Metro directors grudgingly approved a request by transit officials yesterday to lease space in a Silver Spring building, after questioning why the agency is renting when it owns an underutilized warehouse in Landover.
"We have a vast amount of space at Pennsy Drive," Metro board member Robert Smith said yesterday to Chief Executive Richard A. White during a meeting of the board. "Is there a reason that we need to [be in Silver Spring] instead of moving to a space that we own?"
Smith was referring to the Carmen E. Turner Maintenance and Training Center, a 680,000-square-foot building with 16 acres under one roof, which Metro purchased in 2000 to house repair shops and training labs for transit workers.
Formerly the warehouse for the Hechinger home improvement chain, the building -- more than twice as large as Reagan National Airport's main terminal -- is the largest Metro-owned facility.

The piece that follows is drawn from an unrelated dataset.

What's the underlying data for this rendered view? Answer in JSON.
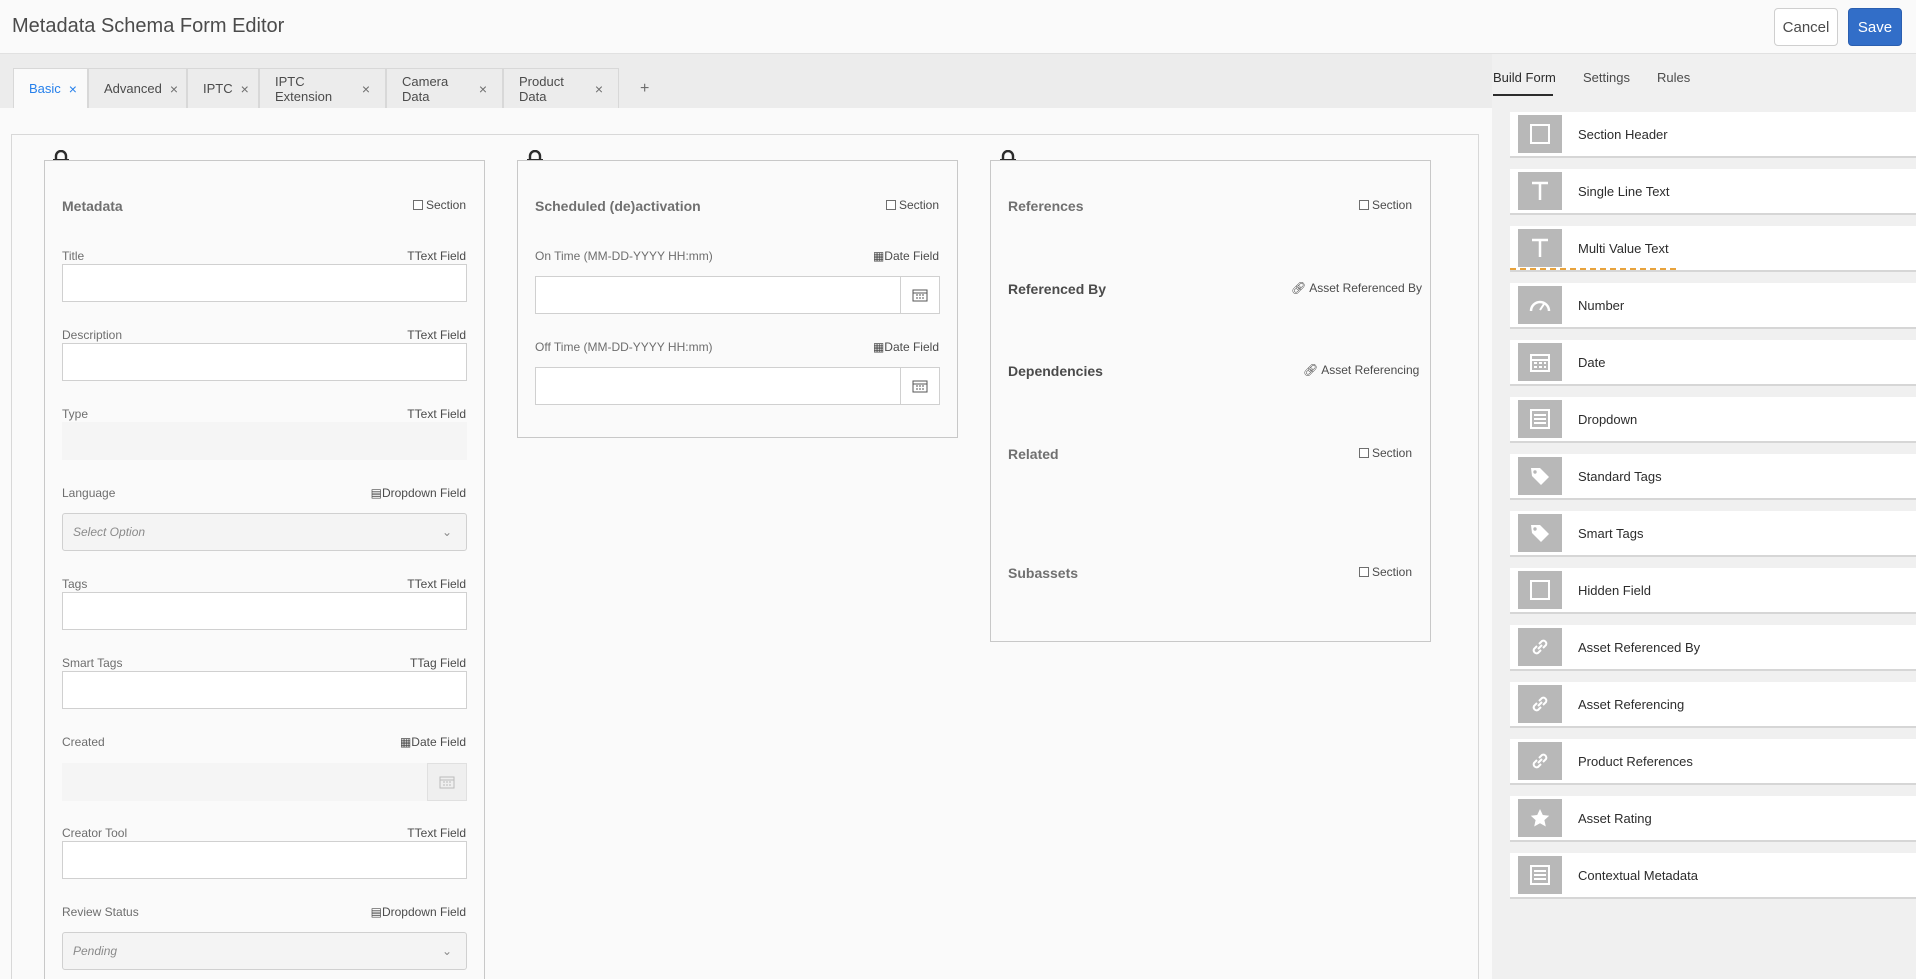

Instead of using some of that space, Metro managers told the board yesterday that they want to spend $225,000 a year to rent 8,600 square feet of commercial space on Colesville Road in Silver Spring to accommodate a new company, which the transit agency will hire to provide MetroAccess service Jan. 1.
Metro rents three floors in the building at an annual cost of about $775,000. That space is occupied by the current MetroAccess contractor, LogistiCare Inc., as well as Metro's customer complaint and information telephone service.
Metro managers said it was important to locate the new MetroAccess provider in the same building as the departing provider to ensure continuity when the service changes hands. Although LogistiCare will move out of the Silver Spring building by March, Metro will have to pay rent for its space through December 2006, transit officials said.
Transit officials considered using the Turner Center but dropped the idea after learning that it would cost $1 million to switch telephone service from the Silver Spring facility, said Pamela Wilkins, who is overseeing the MetroAccess program.
Gladys Mack, who represents the District on the Metro board, said that if a fourth floor were leased at the Silver Spring building, Metro would be spending $1 million a year in rent. "I'm still very, very uneasy about this . . . " she said. "Everyone who's been to Pennsy Drive has been impressed with the enormous size of that facility. Maybe this could be one of the planning components and we could find out how to save ourselves costs."
But White said that Metro did not know how much space is available at the Turner Center because no one at the agency has been tracking how the facility is used.
Washington Post reporters who made several visits to the Turner Center this year found that classrooms were deserted, their benches vacant and computers dark. Office after office was empty. Behind the locked door of a carpeted room marked "library," the only contents were a few sagging cardboard boxes.
The agency has spent almost $40 million on the property and plans to spend millions more to finish renovations. Twenty-five percent of the facility remains untouched warehouse space, agency officials said.
White told Metro directors that the agency intends to hire a "space planner" to keep track of its needs and physical resources. William Scott, deputy general manager for workforce development, said the job will pay up to the "mid-$80,000s."
White said that Metro had to acquire space for the new MetroAccess contractor by late next month.
"I guess we're up against a time crunch," Mack said, moments before voting to approve the lease.
Charles Deegan, who represents Prince George's County on the Metro board, abstained from voting. "It's unconscionable to spend $23 a foot on leased space when Pennsy Drive is free," he said.